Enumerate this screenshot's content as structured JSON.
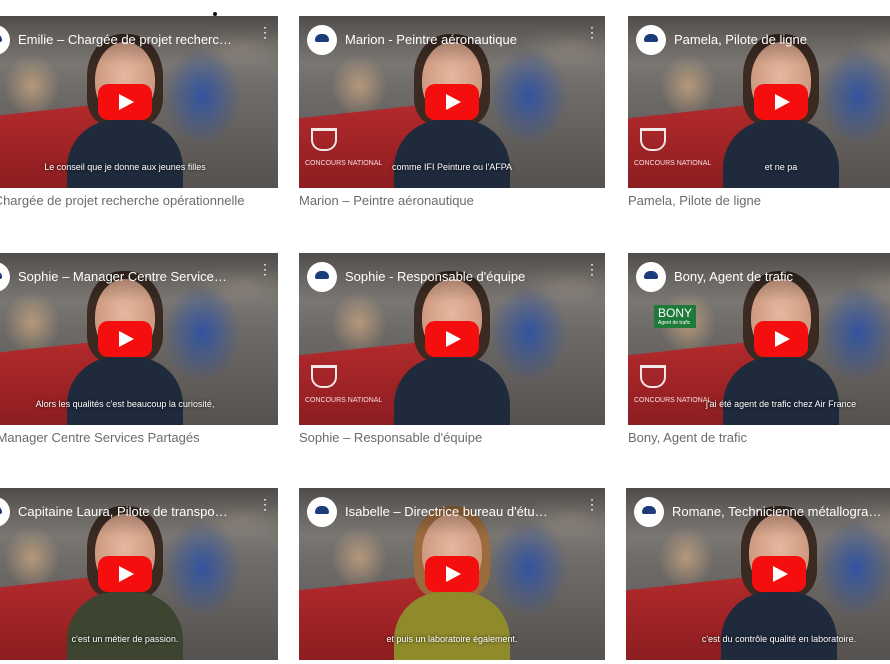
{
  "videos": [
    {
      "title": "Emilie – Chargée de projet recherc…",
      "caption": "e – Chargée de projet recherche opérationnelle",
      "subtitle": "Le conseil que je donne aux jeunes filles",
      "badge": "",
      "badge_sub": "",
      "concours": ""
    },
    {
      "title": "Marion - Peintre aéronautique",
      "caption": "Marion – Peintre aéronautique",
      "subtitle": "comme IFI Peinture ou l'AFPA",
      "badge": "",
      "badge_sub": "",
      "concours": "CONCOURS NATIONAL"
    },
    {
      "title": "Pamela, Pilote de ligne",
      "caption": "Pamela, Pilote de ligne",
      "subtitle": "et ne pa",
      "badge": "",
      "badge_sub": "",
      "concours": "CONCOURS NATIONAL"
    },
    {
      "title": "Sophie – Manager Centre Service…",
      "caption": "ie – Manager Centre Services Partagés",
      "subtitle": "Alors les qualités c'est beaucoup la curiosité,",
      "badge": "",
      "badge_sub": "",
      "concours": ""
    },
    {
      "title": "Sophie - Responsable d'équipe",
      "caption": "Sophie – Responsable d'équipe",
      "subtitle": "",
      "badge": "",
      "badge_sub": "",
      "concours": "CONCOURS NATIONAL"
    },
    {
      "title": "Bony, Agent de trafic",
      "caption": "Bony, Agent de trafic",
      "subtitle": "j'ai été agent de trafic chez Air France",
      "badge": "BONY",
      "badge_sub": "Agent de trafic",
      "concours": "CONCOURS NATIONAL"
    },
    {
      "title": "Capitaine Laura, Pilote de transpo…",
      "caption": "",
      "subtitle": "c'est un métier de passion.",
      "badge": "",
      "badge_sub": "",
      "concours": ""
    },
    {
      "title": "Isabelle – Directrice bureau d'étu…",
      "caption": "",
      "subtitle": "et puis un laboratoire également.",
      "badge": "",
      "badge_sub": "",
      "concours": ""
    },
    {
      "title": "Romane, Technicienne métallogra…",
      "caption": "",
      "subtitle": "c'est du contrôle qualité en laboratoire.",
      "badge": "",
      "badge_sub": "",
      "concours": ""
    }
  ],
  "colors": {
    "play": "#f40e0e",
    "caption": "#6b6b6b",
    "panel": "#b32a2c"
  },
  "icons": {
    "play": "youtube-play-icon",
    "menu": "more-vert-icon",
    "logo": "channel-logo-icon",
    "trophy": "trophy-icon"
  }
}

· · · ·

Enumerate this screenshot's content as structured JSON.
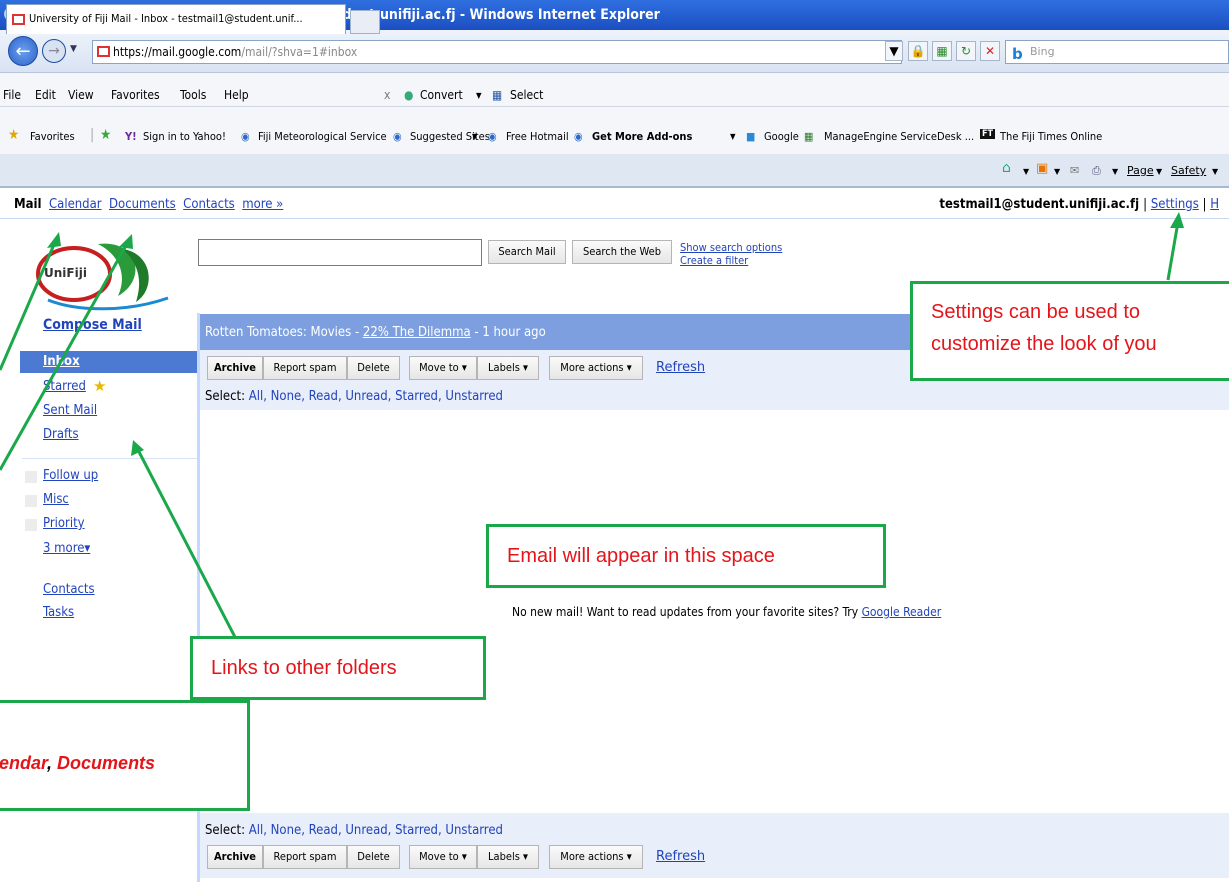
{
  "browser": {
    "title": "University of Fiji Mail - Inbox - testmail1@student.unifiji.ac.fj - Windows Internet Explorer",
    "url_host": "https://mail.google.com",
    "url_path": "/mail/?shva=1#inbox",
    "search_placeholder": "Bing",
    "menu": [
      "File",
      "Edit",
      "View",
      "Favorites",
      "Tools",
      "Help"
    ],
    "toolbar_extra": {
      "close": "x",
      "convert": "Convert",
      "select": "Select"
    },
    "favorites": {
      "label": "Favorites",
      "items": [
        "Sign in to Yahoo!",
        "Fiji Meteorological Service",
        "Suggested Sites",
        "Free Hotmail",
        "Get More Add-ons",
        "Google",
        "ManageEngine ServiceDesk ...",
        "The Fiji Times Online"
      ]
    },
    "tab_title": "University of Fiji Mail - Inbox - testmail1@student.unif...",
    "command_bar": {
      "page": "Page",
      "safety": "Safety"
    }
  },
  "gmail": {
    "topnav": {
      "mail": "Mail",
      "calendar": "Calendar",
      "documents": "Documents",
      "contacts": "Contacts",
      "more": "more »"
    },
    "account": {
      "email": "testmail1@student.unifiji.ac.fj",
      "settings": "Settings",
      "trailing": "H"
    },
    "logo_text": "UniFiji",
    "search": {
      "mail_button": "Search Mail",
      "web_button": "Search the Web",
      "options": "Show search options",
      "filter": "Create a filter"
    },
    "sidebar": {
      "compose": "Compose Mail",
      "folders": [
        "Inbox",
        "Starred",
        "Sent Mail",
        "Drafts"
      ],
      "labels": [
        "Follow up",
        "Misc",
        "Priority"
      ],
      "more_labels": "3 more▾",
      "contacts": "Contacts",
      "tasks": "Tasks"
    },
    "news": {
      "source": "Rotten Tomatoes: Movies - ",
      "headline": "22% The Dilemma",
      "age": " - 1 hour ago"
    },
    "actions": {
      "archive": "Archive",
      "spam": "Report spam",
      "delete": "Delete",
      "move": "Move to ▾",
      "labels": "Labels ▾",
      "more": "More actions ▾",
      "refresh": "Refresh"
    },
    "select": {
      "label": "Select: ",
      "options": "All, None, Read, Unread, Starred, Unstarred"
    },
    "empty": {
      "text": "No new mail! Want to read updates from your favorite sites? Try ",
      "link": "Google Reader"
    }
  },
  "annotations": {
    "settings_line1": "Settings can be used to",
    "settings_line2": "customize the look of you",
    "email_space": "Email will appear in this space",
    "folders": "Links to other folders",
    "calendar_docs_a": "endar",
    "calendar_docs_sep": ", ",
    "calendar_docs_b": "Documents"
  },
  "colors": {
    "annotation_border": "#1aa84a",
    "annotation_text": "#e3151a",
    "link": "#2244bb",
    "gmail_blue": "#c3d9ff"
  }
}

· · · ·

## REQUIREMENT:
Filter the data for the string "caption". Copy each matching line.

## YOUR RESPONSE:
      "caption": "e – Chargée de projet recherche opérationnelle",
      "caption": "Marion – Peintre aéronautique",
      "caption": "Pamela, Pilote de ligne",
      "caption": "ie – Manager Centre Services Partagés",
      "caption": "Sophie – Responsable d'équipe",
      "caption": "Bony, Agent de trafic",
      "caption": "",
      "caption": "",
      "caption": "",
    "caption": "#6b6b6b",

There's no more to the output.